Task description:
This exercise asks for every record to be output again exactly.

Saved entries
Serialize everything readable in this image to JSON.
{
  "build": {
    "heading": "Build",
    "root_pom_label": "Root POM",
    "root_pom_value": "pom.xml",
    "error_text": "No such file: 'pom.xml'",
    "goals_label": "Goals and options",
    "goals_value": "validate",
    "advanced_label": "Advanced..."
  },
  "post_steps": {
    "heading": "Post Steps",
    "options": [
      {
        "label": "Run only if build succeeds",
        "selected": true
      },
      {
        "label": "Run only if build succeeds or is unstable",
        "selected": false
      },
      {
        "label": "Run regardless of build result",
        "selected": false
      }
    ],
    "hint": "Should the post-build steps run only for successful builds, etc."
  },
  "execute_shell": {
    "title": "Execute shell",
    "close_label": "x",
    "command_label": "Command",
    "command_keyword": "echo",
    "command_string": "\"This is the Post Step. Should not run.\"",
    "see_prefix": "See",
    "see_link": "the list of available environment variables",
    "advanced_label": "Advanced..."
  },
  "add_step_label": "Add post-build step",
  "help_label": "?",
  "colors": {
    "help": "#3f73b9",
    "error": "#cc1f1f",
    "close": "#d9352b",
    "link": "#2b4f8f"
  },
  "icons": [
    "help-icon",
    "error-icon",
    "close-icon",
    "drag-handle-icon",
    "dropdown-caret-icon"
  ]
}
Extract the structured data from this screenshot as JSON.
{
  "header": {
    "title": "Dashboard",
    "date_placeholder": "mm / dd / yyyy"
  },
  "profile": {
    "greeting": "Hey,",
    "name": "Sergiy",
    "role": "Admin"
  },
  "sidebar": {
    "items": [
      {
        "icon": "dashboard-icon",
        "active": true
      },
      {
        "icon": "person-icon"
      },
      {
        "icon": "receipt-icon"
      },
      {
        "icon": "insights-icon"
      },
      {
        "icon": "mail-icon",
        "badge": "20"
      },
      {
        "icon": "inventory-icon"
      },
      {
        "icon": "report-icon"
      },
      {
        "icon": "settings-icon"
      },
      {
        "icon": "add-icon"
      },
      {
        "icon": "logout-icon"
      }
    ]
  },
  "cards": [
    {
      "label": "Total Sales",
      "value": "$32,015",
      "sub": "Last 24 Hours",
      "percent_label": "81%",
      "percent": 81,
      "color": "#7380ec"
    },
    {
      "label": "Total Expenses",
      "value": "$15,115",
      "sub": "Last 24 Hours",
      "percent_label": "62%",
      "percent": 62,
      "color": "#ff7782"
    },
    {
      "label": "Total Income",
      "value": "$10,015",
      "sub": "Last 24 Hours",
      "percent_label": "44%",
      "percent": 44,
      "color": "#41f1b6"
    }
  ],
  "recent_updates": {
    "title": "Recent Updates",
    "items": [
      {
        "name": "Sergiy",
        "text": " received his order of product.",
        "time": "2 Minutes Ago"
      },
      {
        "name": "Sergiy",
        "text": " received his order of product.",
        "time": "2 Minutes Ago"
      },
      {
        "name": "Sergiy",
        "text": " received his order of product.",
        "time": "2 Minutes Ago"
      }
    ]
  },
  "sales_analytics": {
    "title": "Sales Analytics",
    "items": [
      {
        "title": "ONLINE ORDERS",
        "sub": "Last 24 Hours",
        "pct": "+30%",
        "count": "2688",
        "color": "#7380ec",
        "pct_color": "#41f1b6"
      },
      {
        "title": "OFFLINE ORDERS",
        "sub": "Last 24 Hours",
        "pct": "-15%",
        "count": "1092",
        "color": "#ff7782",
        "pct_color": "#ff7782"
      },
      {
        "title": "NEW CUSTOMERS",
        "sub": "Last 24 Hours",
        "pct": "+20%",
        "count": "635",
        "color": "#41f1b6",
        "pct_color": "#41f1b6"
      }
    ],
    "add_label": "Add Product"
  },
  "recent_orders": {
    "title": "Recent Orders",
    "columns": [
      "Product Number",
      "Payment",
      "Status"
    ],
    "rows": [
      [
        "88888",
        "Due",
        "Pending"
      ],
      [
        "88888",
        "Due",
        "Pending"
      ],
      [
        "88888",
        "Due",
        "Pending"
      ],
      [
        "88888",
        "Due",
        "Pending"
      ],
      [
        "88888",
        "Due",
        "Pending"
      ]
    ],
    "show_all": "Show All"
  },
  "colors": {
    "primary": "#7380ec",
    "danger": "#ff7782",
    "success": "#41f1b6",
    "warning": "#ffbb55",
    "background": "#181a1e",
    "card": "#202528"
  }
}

Task response:
Serialize everything readable in this image to JSON.
{
  "build": {
    "heading": "Build",
    "root_pom_label": "Root POM",
    "root_pom_value": "pom.xml",
    "error_text": "No such file: 'pom.xml'",
    "goals_label": "Goals and options",
    "goals_value": "validate",
    "advanced_label": "Advanced..."
  },
  "post_steps": {
    "heading": "Post Steps",
    "options": [
      {
        "label": "Run only if build succeeds",
        "selected": true
      },
      {
        "label": "Run only if build succeeds or is unstable",
        "selected": false
      },
      {
        "label": "Run regardless of build result",
        "selected": false
      }
    ],
    "hint": "Should the post-build steps run only for successful builds, etc."
  },
  "execute_shell": {
    "title": "Execute shell",
    "close_label": "x",
    "command_label": "Command",
    "command_keyword": "echo",
    "command_string": "\"This is the Post Step. Should not run.\"",
    "see_prefix": "See",
    "see_link": "the list of available environment variables",
    "advanced_label": "Advanced..."
  },
  "add_step_label": "Add post-build step",
  "help_label": "?",
  "colors": {
    "help": "#3f73b9",
    "error": "#cc1f1f",
    "close": "#d9352b",
    "link": "#2b4f8f"
  },
  "icons": [
    "help-icon",
    "error-icon",
    "close-icon",
    "drag-handle-icon",
    "dropdown-caret-icon"
  ]
}
Extract the structured data from this screenshot as JSON.
{
  "header": {
    "title": "Dashboard",
    "date_placeholder": "mm / dd / yyyy"
  },
  "profile": {
    "greeting": "Hey,",
    "name": "Sergiy",
    "role": "Admin"
  },
  "sidebar": {
    "items": [
      {
        "icon": "dashboard-icon",
        "active": true
      },
      {
        "icon": "person-icon"
      },
      {
        "icon": "receipt-icon"
      },
      {
        "icon": "insights-icon"
      },
      {
        "icon": "mail-icon",
        "badge": "20"
      },
      {
        "icon": "inventory-icon"
      },
      {
        "icon": "report-icon"
      },
      {
        "icon": "settings-icon"
      },
      {
        "icon": "add-icon"
      },
      {
        "icon": "logout-icon"
      }
    ]
  },
  "cards": [
    {
      "label": "Total Sales",
      "value": "$32,015",
      "sub": "Last 24 Hours",
      "percent_label": "81%",
      "percent": 81,
      "color": "#7380ec"
    },
    {
      "label": "Total Expenses",
      "value": "$15,115",
      "sub": "Last 24 Hours",
      "percent_label": "62%",
      "percent": 62,
      "color": "#ff7782"
    },
    {
      "label": "Total Income",
      "value": "$10,015",
      "sub": "Last 24 Hours",
      "percent_label": "44%",
      "percent": 44,
      "color": "#41f1b6"
    }
  ],
  "recent_updates": {
    "title": "Recent Updates",
    "items": [
      {
        "name": "Sergiy",
        "text": " received his order of product.",
        "time": "2 Minutes Ago"
      },
      {
        "name": "Sergiy",
        "text": " received his order of product.",
        "time": "2 Minutes Ago"
      },
      {
        "name": "Sergiy",
        "text": " received his order of product.",
        "time": "2 Minutes Ago"
      }
    ]
  },
  "sales_analytics": {
    "title": "Sales Analytics",
    "items": [
      {
        "title": "ONLINE ORDERS",
        "sub": "Last 24 Hours",
        "pct": "+30%",
        "count": "2688",
        "color": "#7380ec",
        "pct_color": "#41f1b6"
      },
      {
        "title": "OFFLINE ORDERS",
        "sub": "Last 24 Hours",
        "pct": "-15%",
        "count": "1092",
        "color": "#ff7782",
        "pct_color": "#ff7782"
      },
      {
        "title": "NEW CUSTOMERS",
        "sub": "Last 24 Hours",
        "pct": "+20%",
        "count": "635",
        "color": "#41f1b6",
        "pct_color": "#41f1b6"
      }
    ],
    "add_label": "Add Product"
  },
  "recent_orders": {
    "title": "Recent Orders",
    "columns": [
      "Product Number",
      "Payment",
      "Status"
    ],
    "rows": [
      [
        "88888",
        "Due",
        "Pending"
      ],
      [
        "88888",
        "Due",
        "Pending"
      ],
      [
        "88888",
        "Due",
        "Pending"
      ],
      [
        "88888",
        "Due",
        "Pending"
      ],
      [
        "88888",
        "Due",
        "Pending"
      ]
    ],
    "show_all": "Show All"
  },
  "colors": {
    "primary": "#7380ec",
    "danger": "#ff7782",
    "success": "#41f1b6",
    "warning": "#ffbb55",
    "background": "#181a1e",
    "card": "#202528"
  }
}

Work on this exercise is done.